- Contact: vannicholas.com
Wrap up: which is the best bike bell of the group?
At this point, most folks will probably want to know our favorite of the group. In terms of pitch, the Spurcycle Bell has the highest ring, followed by the Van Nicholas, the Timberbell, and the small Knog OI, which has the deepest pitch. I’ll also add that the Spurcycle and Timberbell have the most ‘pure’ tones. Of the two metal only bells, the Spurcycle’s lasts forever, while the funky metal lever on the Van Nicholas creates a little vibration interference. The Oi’s sound is slightly deadened by the plastic clamp, although it’s still very pleasant and effective.
As far as how well the bells work with different bikepacking bags, both the Oi, Spurcycle, and Timberbell all have multiple mounting possibilities and are fairly bag friendly. The issue I had with ORP is that it could only be positioned at the 31.8mm wide area of a MTB handlebar (or dropbar) whereas the Timberbell (clamp version) and Spurcycle each had options to fit them adjacent to the grips as well. The Oi and Van Nicholas each come in two sizes… a large for 31.8mm or dropbars, and the small, designed specifically for the grip position on a mountain bike.
At the initial time of publication my favorite was the small Knog Oi bell.

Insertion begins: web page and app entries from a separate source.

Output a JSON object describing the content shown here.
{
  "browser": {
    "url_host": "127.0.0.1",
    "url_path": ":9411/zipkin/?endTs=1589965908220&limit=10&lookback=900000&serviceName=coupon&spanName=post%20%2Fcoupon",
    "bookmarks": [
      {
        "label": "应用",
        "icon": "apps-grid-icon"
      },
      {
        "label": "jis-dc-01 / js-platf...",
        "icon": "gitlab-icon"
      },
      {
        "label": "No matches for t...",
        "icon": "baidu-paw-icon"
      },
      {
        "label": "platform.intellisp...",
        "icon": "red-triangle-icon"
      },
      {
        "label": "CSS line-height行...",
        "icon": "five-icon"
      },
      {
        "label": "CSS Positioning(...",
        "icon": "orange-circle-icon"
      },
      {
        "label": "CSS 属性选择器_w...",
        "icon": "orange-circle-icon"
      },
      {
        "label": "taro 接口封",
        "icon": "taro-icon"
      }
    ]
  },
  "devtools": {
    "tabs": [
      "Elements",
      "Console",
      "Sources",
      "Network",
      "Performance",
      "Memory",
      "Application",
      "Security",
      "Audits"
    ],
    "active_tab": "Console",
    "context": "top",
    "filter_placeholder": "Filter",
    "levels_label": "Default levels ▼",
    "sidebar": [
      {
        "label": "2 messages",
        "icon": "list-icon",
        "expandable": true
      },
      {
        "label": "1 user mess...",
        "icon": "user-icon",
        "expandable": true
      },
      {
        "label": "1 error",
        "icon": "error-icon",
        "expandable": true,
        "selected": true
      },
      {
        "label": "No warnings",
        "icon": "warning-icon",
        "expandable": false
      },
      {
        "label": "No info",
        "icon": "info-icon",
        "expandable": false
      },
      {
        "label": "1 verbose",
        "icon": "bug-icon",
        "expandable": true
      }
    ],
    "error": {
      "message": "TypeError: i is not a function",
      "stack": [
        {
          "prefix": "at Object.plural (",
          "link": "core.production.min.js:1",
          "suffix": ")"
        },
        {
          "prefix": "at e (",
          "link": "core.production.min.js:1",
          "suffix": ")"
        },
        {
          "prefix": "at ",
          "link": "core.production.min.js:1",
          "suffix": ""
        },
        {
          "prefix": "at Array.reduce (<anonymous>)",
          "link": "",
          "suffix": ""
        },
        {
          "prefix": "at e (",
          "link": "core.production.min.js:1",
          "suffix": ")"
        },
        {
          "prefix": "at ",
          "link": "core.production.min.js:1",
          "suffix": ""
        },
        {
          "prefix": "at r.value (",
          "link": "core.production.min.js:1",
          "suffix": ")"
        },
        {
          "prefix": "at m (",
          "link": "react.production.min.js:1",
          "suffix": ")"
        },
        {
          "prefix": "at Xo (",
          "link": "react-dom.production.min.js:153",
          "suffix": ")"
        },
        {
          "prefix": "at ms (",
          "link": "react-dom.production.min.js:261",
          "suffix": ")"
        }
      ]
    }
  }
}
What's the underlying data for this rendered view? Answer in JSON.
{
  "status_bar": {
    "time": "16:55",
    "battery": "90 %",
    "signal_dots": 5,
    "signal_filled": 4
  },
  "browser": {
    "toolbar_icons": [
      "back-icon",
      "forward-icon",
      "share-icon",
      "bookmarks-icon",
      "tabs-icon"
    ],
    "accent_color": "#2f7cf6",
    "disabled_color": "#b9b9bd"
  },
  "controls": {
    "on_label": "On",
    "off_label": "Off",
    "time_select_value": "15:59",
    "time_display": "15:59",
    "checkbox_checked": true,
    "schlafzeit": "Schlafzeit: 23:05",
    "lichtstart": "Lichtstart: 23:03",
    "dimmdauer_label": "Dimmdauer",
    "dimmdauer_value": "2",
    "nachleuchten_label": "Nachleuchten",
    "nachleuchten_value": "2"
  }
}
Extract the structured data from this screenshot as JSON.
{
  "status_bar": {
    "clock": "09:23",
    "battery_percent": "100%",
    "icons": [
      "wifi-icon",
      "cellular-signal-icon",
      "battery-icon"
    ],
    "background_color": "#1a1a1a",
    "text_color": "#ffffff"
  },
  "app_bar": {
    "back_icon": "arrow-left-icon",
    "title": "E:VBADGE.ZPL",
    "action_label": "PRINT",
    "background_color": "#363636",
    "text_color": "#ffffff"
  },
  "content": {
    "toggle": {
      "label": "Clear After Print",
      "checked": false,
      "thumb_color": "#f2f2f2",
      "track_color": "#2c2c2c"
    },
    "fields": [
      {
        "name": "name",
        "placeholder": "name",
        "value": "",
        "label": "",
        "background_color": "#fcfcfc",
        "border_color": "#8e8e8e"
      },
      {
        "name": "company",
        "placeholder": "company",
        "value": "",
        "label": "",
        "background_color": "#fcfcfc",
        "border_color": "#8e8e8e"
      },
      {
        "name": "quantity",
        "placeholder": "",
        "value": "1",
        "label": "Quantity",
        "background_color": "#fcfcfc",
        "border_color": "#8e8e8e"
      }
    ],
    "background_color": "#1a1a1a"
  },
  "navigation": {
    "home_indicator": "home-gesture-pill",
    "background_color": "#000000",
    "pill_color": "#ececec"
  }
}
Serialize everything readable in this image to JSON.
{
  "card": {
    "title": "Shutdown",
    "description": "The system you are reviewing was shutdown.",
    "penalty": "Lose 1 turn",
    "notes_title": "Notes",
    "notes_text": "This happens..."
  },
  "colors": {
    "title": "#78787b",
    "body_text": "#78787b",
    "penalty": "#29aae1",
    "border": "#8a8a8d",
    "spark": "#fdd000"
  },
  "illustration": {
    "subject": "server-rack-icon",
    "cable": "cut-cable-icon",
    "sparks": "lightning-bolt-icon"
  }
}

For $20, it’s incredibly lightweight, has a very pleasant yet effective tone, looks really sharp, and is highly unobtrusive so that it works well with an assortment of straps, cables and bikepacking bag attachments. However, several months later, the most used of the group, and most loved, is the Timberbell. It’s a unique solution to for trail riding, stewardship, and warding off bears, and it’s a great bike bell. The Spurcycle is also an excellent choice if you are into classic looks and prefer a high pitched tone. One more thing I’ll add post, after a bit of discussion, is that the Oi might be a bit too quiet when used in a loud city or urban setting. On the bikeway it’s perfect. But if you are looking for a loud bell to be heard in a multitude of situations, the Spurcycle might be a better bet.
I guess we can’t really claim to have found our version of the ‘world’s best bike bell’ since we haven’t tried them all. If you have a favorite, leave a comment below…
New in gear
- Dec 9, 2018Fyxation Mesa MP Subzero Pedal Review: Four Season Flats
- Dec 4, 2018SRAM Eagle Review (GX vs X01): Touring on 1×12
- Nov 15, 201845NRTH Ragnarok Review: Into Battle
- Nov 5, 2018Oveja Negra Portero Backpack: Simple and Stylish
- Oct 22, 2018Shimano MT7 Review: Bike, Hike, Repeat